    ReplyDelete
  12. I don't have Quick Fire but I have the similar Fire and Ice which is as gorgeous and I love snapping pics of it all yr...thx for the reminder of what I will see in a few months...

    ReplyDelete
  13. Love the monthly journal of her growth.

    ReplyDelete
  14. Great post! I love hydrangeas too, and it was great seeing you "regress" yours all the way back to fresh buds.

    ReplyDelete
  15. I love your bloom! Quite and unexpected one but a bloom nonetheless:) Those hydrangeas paniculata are wonderful! I've looked at Quickfire but don't have her yet. I have 'Pink diamond', 'Tardiva' and 'Grandiflora'. I would think they'd work for you too. You just can't have too many hydrangeas. I did not know you moved from Oregon. That must've been a big change. I can't believe how many blooms you have on this plant and it looks great covered with snow.

    ReplyDelete
  16. Very nice pictures!

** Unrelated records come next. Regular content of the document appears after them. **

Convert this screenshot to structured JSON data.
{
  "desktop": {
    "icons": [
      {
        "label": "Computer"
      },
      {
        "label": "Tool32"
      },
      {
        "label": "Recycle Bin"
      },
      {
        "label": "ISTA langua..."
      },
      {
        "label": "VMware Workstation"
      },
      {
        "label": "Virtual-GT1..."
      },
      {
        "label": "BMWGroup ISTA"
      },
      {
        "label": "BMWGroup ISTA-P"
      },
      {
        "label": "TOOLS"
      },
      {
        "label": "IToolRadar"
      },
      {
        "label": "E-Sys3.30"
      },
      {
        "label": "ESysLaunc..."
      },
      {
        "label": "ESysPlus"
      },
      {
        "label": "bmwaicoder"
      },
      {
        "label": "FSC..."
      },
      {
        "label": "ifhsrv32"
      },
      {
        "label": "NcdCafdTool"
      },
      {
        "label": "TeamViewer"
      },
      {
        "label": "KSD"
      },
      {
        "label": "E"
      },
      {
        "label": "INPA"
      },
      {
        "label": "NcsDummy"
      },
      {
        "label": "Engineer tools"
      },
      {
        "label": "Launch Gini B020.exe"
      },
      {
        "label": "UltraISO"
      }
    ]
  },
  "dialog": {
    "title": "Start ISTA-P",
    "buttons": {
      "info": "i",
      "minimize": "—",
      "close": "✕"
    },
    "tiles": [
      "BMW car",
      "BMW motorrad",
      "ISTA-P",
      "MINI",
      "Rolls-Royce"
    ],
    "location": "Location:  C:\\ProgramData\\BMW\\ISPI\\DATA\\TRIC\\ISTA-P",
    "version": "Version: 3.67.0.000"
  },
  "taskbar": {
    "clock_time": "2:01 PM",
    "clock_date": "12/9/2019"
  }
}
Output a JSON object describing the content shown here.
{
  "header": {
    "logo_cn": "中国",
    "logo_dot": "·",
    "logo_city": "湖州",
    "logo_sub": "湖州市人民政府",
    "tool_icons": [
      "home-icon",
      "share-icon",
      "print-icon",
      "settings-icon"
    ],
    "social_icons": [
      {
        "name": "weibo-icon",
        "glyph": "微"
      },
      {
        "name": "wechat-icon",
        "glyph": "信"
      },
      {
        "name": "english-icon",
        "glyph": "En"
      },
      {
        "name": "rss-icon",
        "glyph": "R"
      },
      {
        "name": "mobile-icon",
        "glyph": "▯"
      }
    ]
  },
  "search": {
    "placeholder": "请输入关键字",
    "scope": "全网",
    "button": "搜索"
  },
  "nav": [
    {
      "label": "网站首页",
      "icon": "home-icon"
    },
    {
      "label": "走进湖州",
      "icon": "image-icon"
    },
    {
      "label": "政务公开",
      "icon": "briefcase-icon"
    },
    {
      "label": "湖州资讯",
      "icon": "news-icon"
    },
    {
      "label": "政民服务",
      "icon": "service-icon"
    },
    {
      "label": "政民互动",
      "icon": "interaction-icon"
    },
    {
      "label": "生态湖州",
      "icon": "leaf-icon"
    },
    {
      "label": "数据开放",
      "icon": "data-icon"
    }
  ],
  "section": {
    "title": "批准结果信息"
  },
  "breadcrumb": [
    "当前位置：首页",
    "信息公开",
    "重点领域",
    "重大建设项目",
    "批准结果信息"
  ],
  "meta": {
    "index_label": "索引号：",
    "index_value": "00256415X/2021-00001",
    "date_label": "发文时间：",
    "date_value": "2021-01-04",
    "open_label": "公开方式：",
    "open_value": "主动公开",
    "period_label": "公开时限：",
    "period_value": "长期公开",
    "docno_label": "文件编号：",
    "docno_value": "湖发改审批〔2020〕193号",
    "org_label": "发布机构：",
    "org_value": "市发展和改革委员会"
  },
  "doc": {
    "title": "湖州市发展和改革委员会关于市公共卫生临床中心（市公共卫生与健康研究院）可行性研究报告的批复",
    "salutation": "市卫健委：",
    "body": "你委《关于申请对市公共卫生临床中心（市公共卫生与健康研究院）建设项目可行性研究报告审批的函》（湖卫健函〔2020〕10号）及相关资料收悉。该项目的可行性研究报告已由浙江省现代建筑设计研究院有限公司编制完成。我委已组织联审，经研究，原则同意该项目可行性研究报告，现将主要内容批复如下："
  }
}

My Viburnum tinus plants, always the first in the season, will bloom in a very few days. But I guess it's quite warmer here...

    ReplyDelete
  17. I plan on going Hydrangea crazy this year. I have two acres of bulldozed yard to mend this year down on Long Island and they thrive in the clay/gravel soil I have to deal with.

    I'll keep my eyes open for the Quick Fire. They look like they'd do well at home too and I have even more space to fill :)

    ReplyDelete
  18. aloha,

    i love the before and after shots especially the one's with frost and ice covering the dried blooms, its quite beautiful also at this state.

    ReplyDelete
  19. I wish my Hydrangeas looked like this any time of year! Simply stunning!

    ReplyDelete
  20. beautiful plant and photos. it must be so at home in your garden it copes with extreme cold.

    ReplyDelete
  21. I was out yesterday looking for buds...not much to see.:(

    ReplyDelete
  22. I really like your Hydrangea (does it overcome drought? and your images are lovely too. your post says it all about garders - optomistic and expectant - we find something beautiful in every situation. Christina

    ReplyDelete
  23. Wonderful post Carolyn! Your hydrangea has proved its worth over and over. I can see why you've added more to your garden. I'm excited about watching my oak leaf hydrangea this year to see how it performs...we don't have much luck with hydrangeas down here but it seems this particular variety can handle our bipolar weather!

    ReplyDelete
  24. What beauties! I just grow a small pink blooming one called, 'Pia'. I wonder if it still has its dried blooms on it.

    Spring will get here, but it's hard to wait!

    ReplyDelete
  25. So lovely post with the flower along the seasons! Thanks for your comment on my clematis, LUla

    ReplyDelete
  26. She is as beautiful today as she was in the beginning. The picture with the ice crystals is my favorite..
    Have a wonderful weekend. hugs from Savannah, Cherry

    ReplyDelete
  27. It is a very beautiful bloom. So lucky it survived the winter like that

    ReplyDelete

Welcome to my gardens!
Your comments are the sweet nectar that keeps me posting.
So glad you stopped by!